§ ACTION ITEM: From the line that includes "Serialize everything readable" to the last line of the records that follow, copy every line exactly and nothing more, omitting pictures.

Data records
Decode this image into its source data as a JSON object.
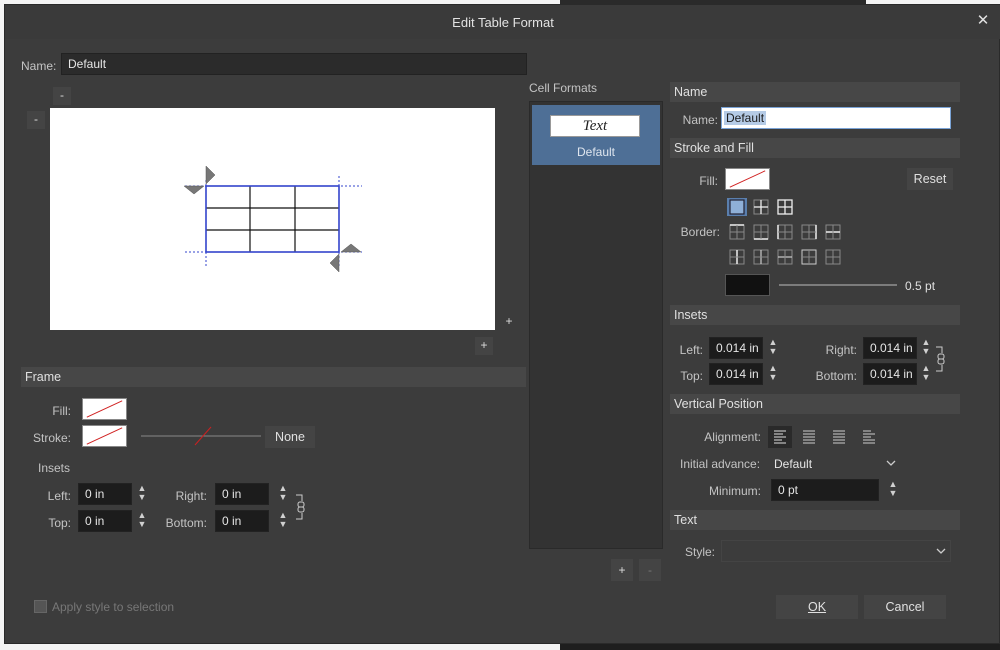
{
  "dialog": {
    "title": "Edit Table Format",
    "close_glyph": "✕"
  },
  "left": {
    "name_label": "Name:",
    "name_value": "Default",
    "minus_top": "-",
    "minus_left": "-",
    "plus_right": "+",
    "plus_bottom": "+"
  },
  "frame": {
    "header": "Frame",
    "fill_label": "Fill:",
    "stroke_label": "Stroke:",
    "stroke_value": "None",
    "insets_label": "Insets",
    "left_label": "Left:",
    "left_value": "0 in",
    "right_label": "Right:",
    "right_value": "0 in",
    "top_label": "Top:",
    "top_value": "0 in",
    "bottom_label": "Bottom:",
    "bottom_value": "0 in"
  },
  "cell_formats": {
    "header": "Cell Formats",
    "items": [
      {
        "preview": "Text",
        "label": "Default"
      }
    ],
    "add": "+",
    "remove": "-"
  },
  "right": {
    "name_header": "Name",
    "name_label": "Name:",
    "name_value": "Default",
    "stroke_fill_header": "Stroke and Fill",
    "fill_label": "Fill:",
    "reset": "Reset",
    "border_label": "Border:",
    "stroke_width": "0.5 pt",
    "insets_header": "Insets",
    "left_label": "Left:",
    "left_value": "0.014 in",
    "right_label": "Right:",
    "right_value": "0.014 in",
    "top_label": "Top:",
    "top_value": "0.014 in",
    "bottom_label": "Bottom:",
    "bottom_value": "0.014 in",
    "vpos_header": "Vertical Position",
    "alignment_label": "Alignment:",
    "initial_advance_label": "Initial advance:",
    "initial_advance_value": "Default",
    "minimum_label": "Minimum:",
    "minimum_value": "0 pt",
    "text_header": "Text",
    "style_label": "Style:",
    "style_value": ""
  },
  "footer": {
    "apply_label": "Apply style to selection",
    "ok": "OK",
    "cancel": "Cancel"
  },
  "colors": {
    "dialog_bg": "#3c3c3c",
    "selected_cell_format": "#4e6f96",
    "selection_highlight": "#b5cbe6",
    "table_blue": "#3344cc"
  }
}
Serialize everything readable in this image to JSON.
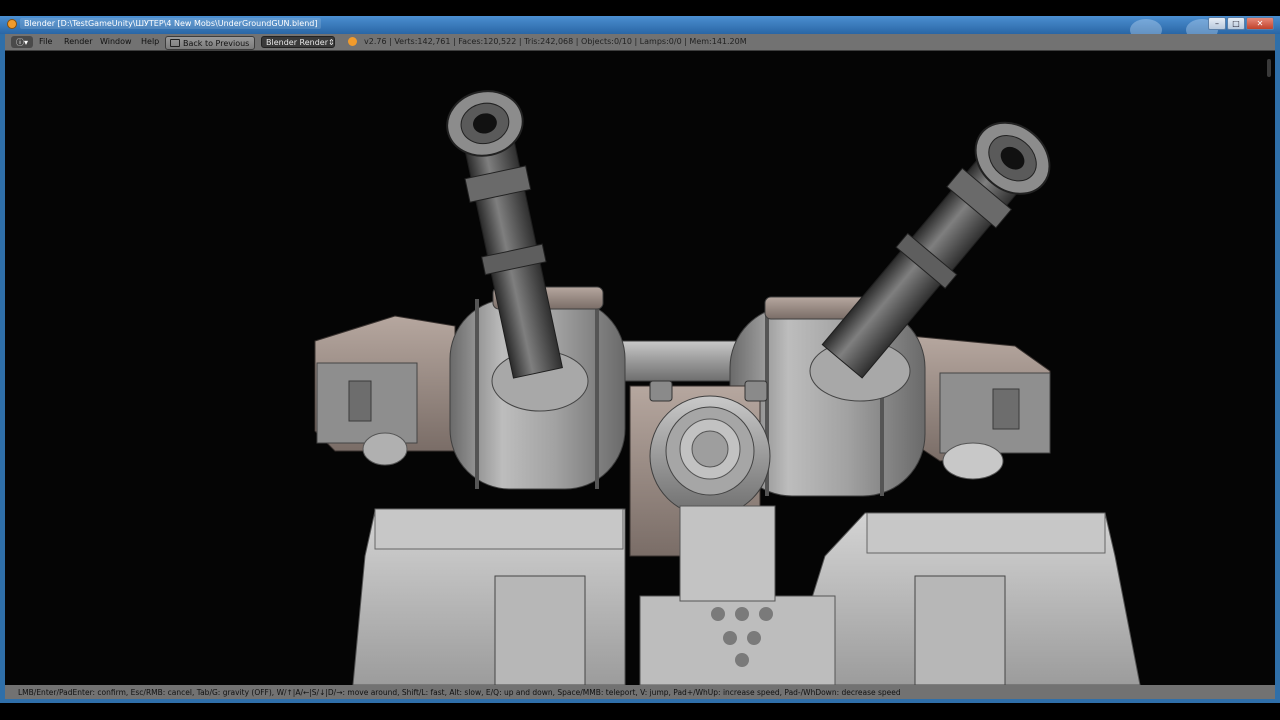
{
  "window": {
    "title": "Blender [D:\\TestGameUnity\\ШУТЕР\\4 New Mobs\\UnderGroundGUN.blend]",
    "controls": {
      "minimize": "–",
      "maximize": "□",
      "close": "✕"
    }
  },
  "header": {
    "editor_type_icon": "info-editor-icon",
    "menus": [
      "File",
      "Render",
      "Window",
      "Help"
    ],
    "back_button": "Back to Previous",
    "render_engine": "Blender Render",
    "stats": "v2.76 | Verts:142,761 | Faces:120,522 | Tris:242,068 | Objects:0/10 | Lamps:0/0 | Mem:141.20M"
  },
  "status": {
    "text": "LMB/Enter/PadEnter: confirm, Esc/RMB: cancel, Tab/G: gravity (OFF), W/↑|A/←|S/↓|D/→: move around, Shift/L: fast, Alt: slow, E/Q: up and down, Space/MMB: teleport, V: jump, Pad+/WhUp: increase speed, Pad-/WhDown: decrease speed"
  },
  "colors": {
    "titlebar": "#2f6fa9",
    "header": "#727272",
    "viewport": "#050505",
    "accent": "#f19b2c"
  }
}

§ SOLUTION:
Serialize everything readable in this image to JSON.
{
  "window": {
    "title": "Blender [D:\\TestGameUnity\\ШУТЕР\\4 New Mobs\\UnderGroundGUN.blend]",
    "controls": {
      "minimize": "–",
      "maximize": "□",
      "close": "✕"
    }
  },
  "header": {
    "editor_type_icon": "info-editor-icon",
    "menus": [
      "File",
      "Render",
      "Window",
      "Help"
    ],
    "back_button": "Back to Previous",
    "render_engine": "Blender Render",
    "stats": "v2.76 | Verts:142,761 | Faces:120,522 | Tris:242,068 | Objects:0/10 | Lamps:0/0 | Mem:141.20M"
  },
  "status": {
    "text": "LMB/Enter/PadEnter: confirm, Esc/RMB: cancel, Tab/G: gravity (OFF), W/↑|A/←|S/↓|D/→: move around, Shift/L: fast, Alt: slow, E/Q: up and down, Space/MMB: teleport, V: jump, Pad+/WhUp: increase speed, Pad-/WhDown: decrease speed"
  },
  "colors": {
    "titlebar": "#2f6fa9",
    "header": "#727272",
    "viewport": "#050505",
    "accent": "#f19b2c"
  }
}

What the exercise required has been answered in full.